• [Stored data]:
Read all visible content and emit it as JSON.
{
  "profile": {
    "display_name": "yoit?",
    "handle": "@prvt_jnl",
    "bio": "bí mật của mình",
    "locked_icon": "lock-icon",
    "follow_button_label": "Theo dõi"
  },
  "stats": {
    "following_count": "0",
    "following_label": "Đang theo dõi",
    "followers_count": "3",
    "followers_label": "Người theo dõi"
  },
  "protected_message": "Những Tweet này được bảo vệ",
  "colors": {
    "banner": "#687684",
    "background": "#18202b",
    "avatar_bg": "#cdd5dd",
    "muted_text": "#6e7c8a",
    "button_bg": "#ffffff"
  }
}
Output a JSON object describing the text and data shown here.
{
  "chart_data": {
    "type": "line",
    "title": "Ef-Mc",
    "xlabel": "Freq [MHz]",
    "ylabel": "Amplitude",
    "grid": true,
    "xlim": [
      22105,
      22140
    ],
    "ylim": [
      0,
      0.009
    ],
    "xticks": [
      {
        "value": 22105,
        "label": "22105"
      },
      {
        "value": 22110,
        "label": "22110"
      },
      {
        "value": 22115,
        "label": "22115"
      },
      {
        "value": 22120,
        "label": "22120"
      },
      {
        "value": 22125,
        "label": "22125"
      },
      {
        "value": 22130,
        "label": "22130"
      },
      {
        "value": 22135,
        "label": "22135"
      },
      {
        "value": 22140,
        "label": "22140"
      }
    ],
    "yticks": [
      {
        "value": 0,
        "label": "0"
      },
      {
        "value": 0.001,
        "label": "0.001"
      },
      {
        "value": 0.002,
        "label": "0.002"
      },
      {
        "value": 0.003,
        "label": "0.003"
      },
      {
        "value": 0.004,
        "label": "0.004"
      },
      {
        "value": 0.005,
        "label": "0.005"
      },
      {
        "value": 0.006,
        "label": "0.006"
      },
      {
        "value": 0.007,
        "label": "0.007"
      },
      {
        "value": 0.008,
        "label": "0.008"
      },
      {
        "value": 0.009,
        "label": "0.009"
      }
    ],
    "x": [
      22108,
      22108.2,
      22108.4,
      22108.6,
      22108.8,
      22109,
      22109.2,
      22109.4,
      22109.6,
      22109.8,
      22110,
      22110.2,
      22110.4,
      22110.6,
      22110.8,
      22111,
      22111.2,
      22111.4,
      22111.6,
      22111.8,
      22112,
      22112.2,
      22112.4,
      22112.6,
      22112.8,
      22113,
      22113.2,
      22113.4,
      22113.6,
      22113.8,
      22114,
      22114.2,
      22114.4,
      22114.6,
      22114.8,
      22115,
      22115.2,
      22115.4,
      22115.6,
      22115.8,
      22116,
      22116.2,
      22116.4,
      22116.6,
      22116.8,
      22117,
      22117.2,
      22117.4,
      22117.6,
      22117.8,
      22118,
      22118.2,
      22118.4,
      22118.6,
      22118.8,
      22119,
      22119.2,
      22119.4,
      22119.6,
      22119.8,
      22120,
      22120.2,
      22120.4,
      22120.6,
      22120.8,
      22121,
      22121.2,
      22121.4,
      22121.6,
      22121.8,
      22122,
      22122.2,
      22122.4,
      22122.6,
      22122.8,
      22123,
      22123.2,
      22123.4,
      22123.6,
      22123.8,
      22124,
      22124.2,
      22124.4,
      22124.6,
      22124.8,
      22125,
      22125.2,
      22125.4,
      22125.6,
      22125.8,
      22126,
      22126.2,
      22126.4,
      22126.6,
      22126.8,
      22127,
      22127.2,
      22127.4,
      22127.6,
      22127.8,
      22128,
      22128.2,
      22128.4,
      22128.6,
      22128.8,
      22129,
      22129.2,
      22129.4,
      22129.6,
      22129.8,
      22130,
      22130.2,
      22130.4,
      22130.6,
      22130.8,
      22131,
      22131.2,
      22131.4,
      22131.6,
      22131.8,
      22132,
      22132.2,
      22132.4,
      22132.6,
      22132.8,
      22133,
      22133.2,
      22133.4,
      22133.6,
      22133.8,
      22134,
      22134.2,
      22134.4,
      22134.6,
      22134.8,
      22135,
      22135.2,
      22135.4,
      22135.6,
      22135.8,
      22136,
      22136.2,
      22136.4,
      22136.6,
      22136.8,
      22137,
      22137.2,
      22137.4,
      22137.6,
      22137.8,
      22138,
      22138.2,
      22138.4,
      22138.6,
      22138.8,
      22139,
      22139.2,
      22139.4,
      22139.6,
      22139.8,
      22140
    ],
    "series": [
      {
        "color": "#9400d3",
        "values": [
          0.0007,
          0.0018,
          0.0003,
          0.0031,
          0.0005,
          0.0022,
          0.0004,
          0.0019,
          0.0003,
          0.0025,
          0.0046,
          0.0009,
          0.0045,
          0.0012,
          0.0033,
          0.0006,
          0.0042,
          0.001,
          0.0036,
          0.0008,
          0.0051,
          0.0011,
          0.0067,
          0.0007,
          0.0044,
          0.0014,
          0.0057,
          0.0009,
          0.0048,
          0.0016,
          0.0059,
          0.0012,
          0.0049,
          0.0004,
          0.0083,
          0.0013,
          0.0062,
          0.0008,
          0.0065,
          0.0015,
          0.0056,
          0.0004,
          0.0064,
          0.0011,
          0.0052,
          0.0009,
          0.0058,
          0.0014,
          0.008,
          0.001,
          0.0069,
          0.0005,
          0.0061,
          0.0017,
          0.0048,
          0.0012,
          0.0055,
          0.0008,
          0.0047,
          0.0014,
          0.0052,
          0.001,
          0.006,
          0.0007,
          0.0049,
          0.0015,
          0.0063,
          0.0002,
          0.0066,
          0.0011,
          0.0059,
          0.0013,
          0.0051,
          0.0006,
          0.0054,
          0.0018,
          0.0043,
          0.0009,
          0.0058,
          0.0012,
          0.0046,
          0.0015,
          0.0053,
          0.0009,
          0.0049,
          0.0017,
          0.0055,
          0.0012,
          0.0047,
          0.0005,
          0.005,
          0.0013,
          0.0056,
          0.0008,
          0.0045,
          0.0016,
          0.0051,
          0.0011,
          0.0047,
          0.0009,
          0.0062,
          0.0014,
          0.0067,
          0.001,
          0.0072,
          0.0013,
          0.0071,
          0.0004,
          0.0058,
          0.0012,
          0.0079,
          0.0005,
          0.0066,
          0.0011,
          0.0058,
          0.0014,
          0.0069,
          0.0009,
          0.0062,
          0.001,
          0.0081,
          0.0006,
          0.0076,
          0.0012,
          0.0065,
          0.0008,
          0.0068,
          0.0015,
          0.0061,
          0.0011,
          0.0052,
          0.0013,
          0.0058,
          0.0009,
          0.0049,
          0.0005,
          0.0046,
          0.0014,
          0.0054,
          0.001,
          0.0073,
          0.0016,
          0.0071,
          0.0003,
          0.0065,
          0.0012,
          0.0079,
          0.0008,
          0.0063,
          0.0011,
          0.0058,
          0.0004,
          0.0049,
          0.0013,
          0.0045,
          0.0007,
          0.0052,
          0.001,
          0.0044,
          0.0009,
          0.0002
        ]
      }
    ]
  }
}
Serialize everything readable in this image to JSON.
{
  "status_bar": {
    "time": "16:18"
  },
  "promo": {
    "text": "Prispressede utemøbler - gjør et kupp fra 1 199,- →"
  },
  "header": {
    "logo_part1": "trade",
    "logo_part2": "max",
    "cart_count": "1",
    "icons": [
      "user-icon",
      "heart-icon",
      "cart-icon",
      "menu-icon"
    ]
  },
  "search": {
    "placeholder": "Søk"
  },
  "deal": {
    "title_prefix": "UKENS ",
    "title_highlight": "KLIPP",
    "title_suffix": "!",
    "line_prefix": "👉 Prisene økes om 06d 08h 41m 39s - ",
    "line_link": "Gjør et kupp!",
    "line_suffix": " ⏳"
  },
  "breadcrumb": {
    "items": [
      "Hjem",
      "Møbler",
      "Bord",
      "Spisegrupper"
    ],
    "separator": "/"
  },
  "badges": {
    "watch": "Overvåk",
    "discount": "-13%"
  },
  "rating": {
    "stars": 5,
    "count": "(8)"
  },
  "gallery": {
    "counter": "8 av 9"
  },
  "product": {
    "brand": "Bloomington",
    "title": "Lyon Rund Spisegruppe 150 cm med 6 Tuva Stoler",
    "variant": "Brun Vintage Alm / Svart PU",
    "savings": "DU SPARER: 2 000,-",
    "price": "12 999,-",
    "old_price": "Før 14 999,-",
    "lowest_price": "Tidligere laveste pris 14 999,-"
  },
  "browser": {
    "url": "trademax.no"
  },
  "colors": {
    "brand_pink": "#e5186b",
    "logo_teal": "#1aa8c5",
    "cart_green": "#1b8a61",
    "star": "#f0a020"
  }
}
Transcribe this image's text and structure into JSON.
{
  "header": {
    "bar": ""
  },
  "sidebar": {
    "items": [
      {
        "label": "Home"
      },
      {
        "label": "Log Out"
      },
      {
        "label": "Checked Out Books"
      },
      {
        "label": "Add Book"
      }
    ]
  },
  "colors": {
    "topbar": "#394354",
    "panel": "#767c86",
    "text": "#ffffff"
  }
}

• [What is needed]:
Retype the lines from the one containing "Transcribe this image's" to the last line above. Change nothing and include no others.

• [Response below]:
Transcribe this image's text and structure into JSON.
{
  "header": {
    "bar": ""
  },
  "sidebar": {
    "items": [
      {
        "label": "Home"
      },
      {
        "label": "Log Out"
      },
      {
        "label": "Checked Out Books"
      },
      {
        "label": "Add Book"
      }
    ]
  },
  "colors": {
    "topbar": "#394354",
    "panel": "#767c86",
    "text": "#ffffff"
  }
}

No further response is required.